Most of these questions can be drilled down further into by asking the next layer of why’s and how’s, such as in the case of “what weaknesses stand in your way?” which can lead into:
- Why do you consider that a weakness?
- Has it negatively affected you sometimes?
- How can you limit the consequences of this?
- Can you remove this as a weakness?
- How would you go about that?
You get the drill. I have been in both ends of this and believe me, the answers often lie within the individual, they just need to be poked and prodded in order to get the answers out there and start working with them.
Coaching Leadership Books
Here are some books on coaching leadership:
Learn more about everyday coaching in The Coaching Habit: Say Less, Ask More & Change the Way You Lead Forever. This book shows you how to modify your way of communicating to become a better coach. Basically, it provides you with a set of tools to engrain coaching into the way you are.
In her book on how to coach senior leaders, Dr. Nadine Greiner shares nine stories involving executive coaching. Her book, The Art of Executive Coaching: Secrets to Unlock Leadership Performance provides you with tips and tricks on how you best coach senior leaders and executives.
For some tougher love, consider reading Challenging Coaching: Going Beyond Traditional Coaching to Face the FACTS. If you’re concerned that coaching is sometimes too lenient and waiting for the coachee to fix things, then this could be the book for you. Based on the experience of coaching board members and senior executives, this book shows how to push accountability and setting even more challenging targets.

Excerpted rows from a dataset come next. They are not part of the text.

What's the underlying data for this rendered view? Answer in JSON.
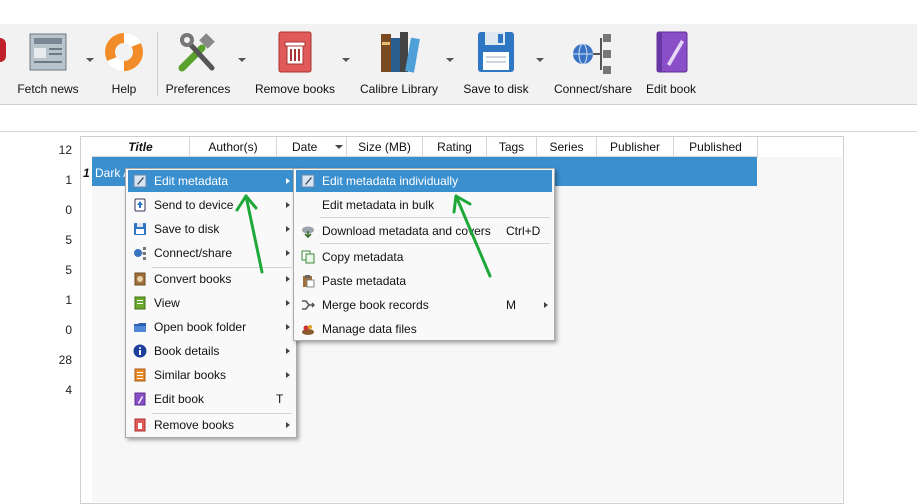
{
  "toolbar": {
    "items": [
      {
        "label": "Fetch news",
        "icon": "newspaper-icon"
      },
      {
        "label": "Help",
        "icon": "lifebuoy-icon"
      },
      {
        "label": "Preferences",
        "icon": "tools-icon"
      },
      {
        "label": "Remove books",
        "icon": "trash-book-icon"
      },
      {
        "label": "Calibre Library",
        "icon": "library-books-icon"
      },
      {
        "label": "Save to disk",
        "icon": "floppy-disk-icon"
      },
      {
        "label": "Connect/share",
        "icon": "network-share-icon"
      },
      {
        "label": "Edit book",
        "icon": "edit-book-icon"
      }
    ]
  },
  "row_numbers": [
    "12",
    "1",
    "0",
    "5",
    "5",
    "1",
    "0",
    "28",
    "4"
  ],
  "table": {
    "columns": [
      "Title",
      "Author(s)",
      "Date",
      "Size (MB)",
      "Rating",
      "Tags",
      "Series",
      "Publisher",
      "Published"
    ],
    "sort_column": "Date",
    "rows": [
      {
        "index": "1",
        "title": "Dark A"
      }
    ]
  },
  "context_menu": {
    "items": [
      {
        "label": "Edit metadata",
        "icon": "edit-metadata-icon",
        "shortcut": "",
        "submenu": true,
        "highlighted": true
      },
      {
        "label": "Send to device",
        "icon": "send-device-icon",
        "shortcut": "",
        "submenu": true
      },
      {
        "label": "Save to disk",
        "icon": "floppy-disk-icon",
        "shortcut": "",
        "submenu": true
      },
      {
        "label": "Connect/share",
        "icon": "network-share-icon",
        "shortcut": "",
        "submenu": true
      },
      {
        "label": "Convert books",
        "icon": "convert-books-icon",
        "shortcut": "",
        "submenu": true
      },
      {
        "label": "View",
        "icon": "view-book-icon",
        "shortcut": "",
        "submenu": true
      },
      {
        "label": "Open book folder",
        "icon": "folder-icon",
        "shortcut": "",
        "submenu": true
      },
      {
        "label": "Book details",
        "icon": "info-icon",
        "shortcut": "",
        "submenu": true
      },
      {
        "label": "Similar books",
        "icon": "similar-books-icon",
        "shortcut": "",
        "submenu": true
      },
      {
        "label": "Edit book",
        "icon": "edit-book-icon",
        "shortcut": "T",
        "submenu": false
      },
      {
        "label": "Remove books",
        "icon": "trash-book-icon",
        "shortcut": "",
        "submenu": true
      }
    ]
  },
  "submenu": {
    "items": [
      {
        "label": "Edit metadata individually",
        "icon": "edit-metadata-icon",
        "shortcut": "",
        "submenu": false,
        "highlighted": true
      },
      {
        "label": "Edit metadata in bulk",
        "icon": "",
        "shortcut": "",
        "submenu": false
      },
      {
        "label": "Download metadata and covers",
        "icon": "download-cloud-icon",
        "shortcut": "Ctrl+D",
        "submenu": false
      },
      {
        "label": "Copy metadata",
        "icon": "copy-icon",
        "shortcut": "",
        "submenu": false
      },
      {
        "label": "Paste metadata",
        "icon": "paste-icon",
        "shortcut": "",
        "submenu": false
      },
      {
        "label": "Merge book records",
        "icon": "merge-icon",
        "shortcut": "M",
        "submenu": true
      },
      {
        "label": "Manage data files",
        "icon": "data-files-icon",
        "shortcut": "",
        "submenu": false
      }
    ]
  },
  "colors": {
    "highlight": "#3a8fcf",
    "arrow": "#1fa83a"
  }
}
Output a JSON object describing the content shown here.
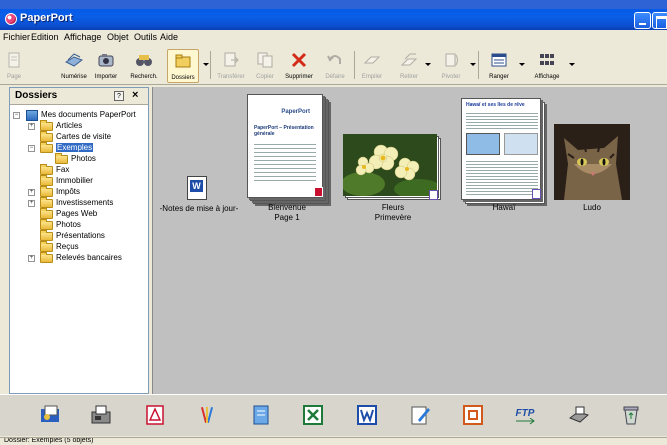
{
  "window": {
    "title": "PaperPort"
  },
  "menu": [
    "Fichier",
    "Edition",
    "Affichage",
    "Objet",
    "Outils",
    "Aide"
  ],
  "toolbar": {
    "page": "Page",
    "numerise": "Numérise",
    "importer": "Importer",
    "recherche": "Recherch.",
    "dossiers": "Dossiers",
    "transferer": "Transférer",
    "copier": "Copier",
    "supprimer": "Supprimer",
    "defaire": "Défaire",
    "empiler": "Empiler",
    "retirer": "Retirer",
    "pivoter": "Pivoter",
    "ranger": "Ranger",
    "affichage": "Affichage"
  },
  "sidebar": {
    "title": "Dossiers",
    "help": "?",
    "close": "×",
    "tree": [
      "Mes documents PaperPort",
      "Articles",
      "Cartes de visite",
      "Exemples",
      "Photos",
      "Fax",
      "Immobilier",
      "Impôts",
      "Investissements",
      "Pages Web",
      "Photos",
      "Présentations",
      "Reçus",
      "Relevés bancaires"
    ]
  },
  "items": {
    "notes": "-Notes de mise à jour-",
    "bienvenue_1": "Bienvenue",
    "bienvenue_2": "Page 1",
    "fleurs_1": "Fleurs",
    "fleurs_2": "Primevère",
    "hawai": "Hawaï",
    "ludo": "Ludo",
    "paperport_logo": "PaperPort",
    "pp_doc_title": "PaperPort – Présentation générale",
    "hawai_doc_title": "Hawaï et ses îles de rêve",
    "word_badge": "W"
  },
  "bottom_apps": [
    "outlook-icon",
    "fax-icon",
    "pdf-icon",
    "paint-icon",
    "notepad-icon",
    "excel-icon",
    "word-icon",
    "wordpad-icon",
    "powerpoint-icon",
    "ftp-icon",
    "scanner-icon",
    "recycle-icon"
  ],
  "bottom_labels": {
    "ftp": "FTP"
  },
  "status": {
    "text": "Dossier: Exemples (5 objets)"
  },
  "colors": {
    "title_blue": "#0a5fe8",
    "content_bg": "#c0c0c0",
    "selection": "#316ac5"
  }
}
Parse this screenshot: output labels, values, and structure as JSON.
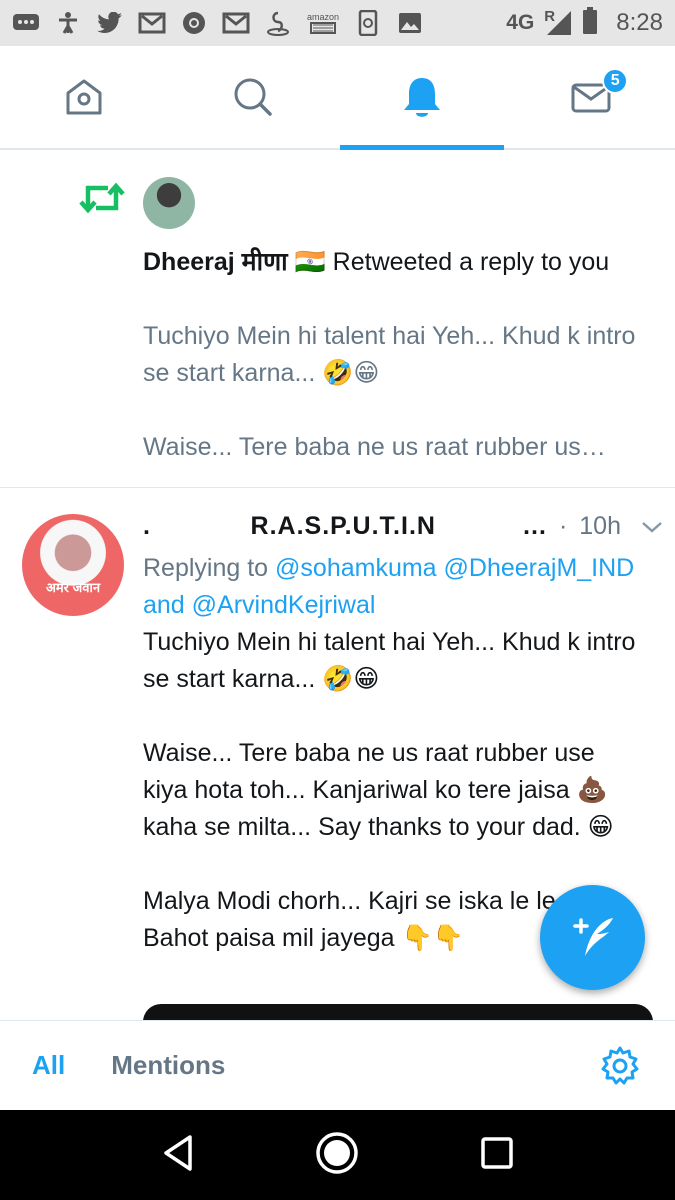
{
  "status_bar": {
    "network": "4G",
    "signal_label": "R",
    "time": "8:28",
    "icons": [
      "messages-icon",
      "accessibility-icon",
      "twitter-icon",
      "gmail-icon",
      "chrome-icon",
      "gmail-icon",
      "app-icon",
      "amazon-icon",
      "phone-update-icon",
      "image-icon"
    ],
    "amazon_label": "amazon"
  },
  "top_nav": {
    "tabs": [
      "home-icon",
      "search-icon",
      "notifications-icon",
      "messages-icon"
    ],
    "active_tab": "notifications",
    "messages_badge": "5",
    "accent": "#1da1f2"
  },
  "notification": {
    "user_name": "Dheeraj मीणा 🇮🇳",
    "action": " Retweeted a reply to you",
    "preview_line1": "Tuchiyo Mein hi talent hai Yeh... Khud k intro se start karna... 🤣😁",
    "preview_line2": "Waise... Tere baba ne us raat rubber us…"
  },
  "tweet": {
    "name_prefix": ".",
    "name": "R.A.S.P.U.T.I.N",
    "name_suffix": "…",
    "separator": "·",
    "time": "10h",
    "avatar_label": "अमर जवान",
    "replying_to_label": "Replying to ",
    "replying_to": "@sohamkuma @DheerajM_IND and @ArvindKejriwal",
    "paragraphs": [
      "Tuchiyo Mein hi talent hai Yeh... Khud k intro se start karna... 🤣😁",
      "Waise... Tere baba ne us raat rubber use kiya hota toh... Kanjariwal ko tere jaisa 💩 kaha se milta... Say thanks to your dad. 😁",
      "Malya Modi chorh... Kajri se iska le le... Bahot paisa mil jayega 👇👇"
    ]
  },
  "filter_bar": {
    "all": "All",
    "mentions": "Mentions"
  },
  "colors": {
    "accent": "#1da1f2",
    "retweet_green": "#17bf63",
    "secondary_text": "#657786"
  }
}
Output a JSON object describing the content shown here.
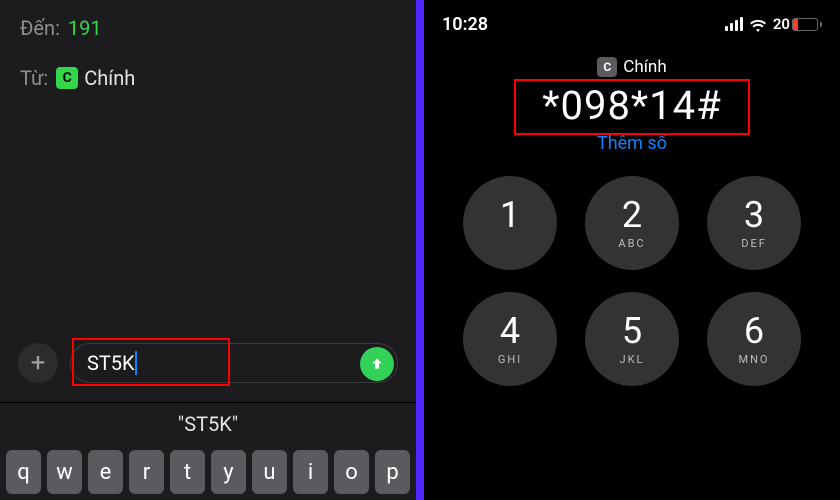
{
  "left": {
    "to_label": "Đến:",
    "to_value": "191",
    "from_label": "Từ:",
    "from_chip": "C",
    "from_value": "Chính",
    "compose_text": "ST5K",
    "suggestion": "\"ST5K\"",
    "keys": [
      "q",
      "w",
      "e",
      "r",
      "t",
      "y",
      "u",
      "i",
      "o",
      "p"
    ]
  },
  "right": {
    "time": "10:28",
    "battery_pct": "20",
    "sim_chip_badge": "C",
    "sim_chip_label": "Chính",
    "dialed": "*098*14#",
    "add_number_label": "Thêm số",
    "keys": [
      {
        "n": "1",
        "s": ""
      },
      {
        "n": "2",
        "s": "ABC"
      },
      {
        "n": "3",
        "s": "DEF"
      },
      {
        "n": "4",
        "s": "GHI"
      },
      {
        "n": "5",
        "s": "JKL"
      },
      {
        "n": "6",
        "s": "MNO"
      }
    ]
  }
}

If you end up reading just one book on coaching, perhaps you should try Unlocking Potential: 7 Coaching Skills That Transform Individuals, Teams, and Organizations, which has received great feedback on being an all-around book for managers and leaders who want to become better coaches.
Coaching Leadership – Training and Courses
Here are a few suggested courses and training related to coaching and coaching leadership that might interest you. (Some of these links are affiliative links, which means we might be eligible for commission.)
The University of Colorado offers an online course on how to give good feedback via Coursera. The course teaches you basic principles on how to improve and motivate people and present feedback without creating a defensive reaction. You will also learn more about the effects of positive vs. negative feedback. A coaching leader would benefit a lot from being good at delivering feedback. You can find the online course here: Giving helpful feedback.
Who Are Some Examples of Coaching Leaders?
In order to illustrate coaching leadership, we have picked two historical examples of leaders that were known to be coaching leaders.
Andrew Carnegie, 1835-1919, was best known for his wealth and philanthropy. However, he also played an instrumental role in Charles Schwab’s rise in the steel industry. Schwab’s career began when he worked as an engineer at the Carnegie Steel Company. Carnegie began mentoring and coaching Schwab when Schwab became a manager and this mentorship eventually propelled Schwab to being appointed President of the company.
Schwab appreciated Carnegie’s enthusiasm and kindness as a leader. One of the many lessons he learned from Carnegie was not to blame workers for trivial faults. Instead, be kind to them; kindness pays for itself.
Red Holzman, 1920-1998, was a highly regarded NBA coach in his era. He was best known for his work with the New York Knicks after successfully leading them to win two NBA titles. However, he also had a tremendous influence on another NBA coach – Phil Jackson. Jackson once said this about Holzman in an interview, “He is the reason why I am a coach. He had a great feel for people and how to get them motivated.”
Mike Breman described five important lessons to learn from Holzman’s leadership style:
- Make your vision and performance standards clear from day one and regularly reinforce them.
- Do not overcomplicate the business; focus keenly on the fundamentals and practice until perfection is achieved.
- Let go and empower your team when you know your system has been fully accepted by them.
- Be humble and practice what you preach.
- Take a deep interest in each team member so that they’re still committed to the cause even when they’re not feeling up to it.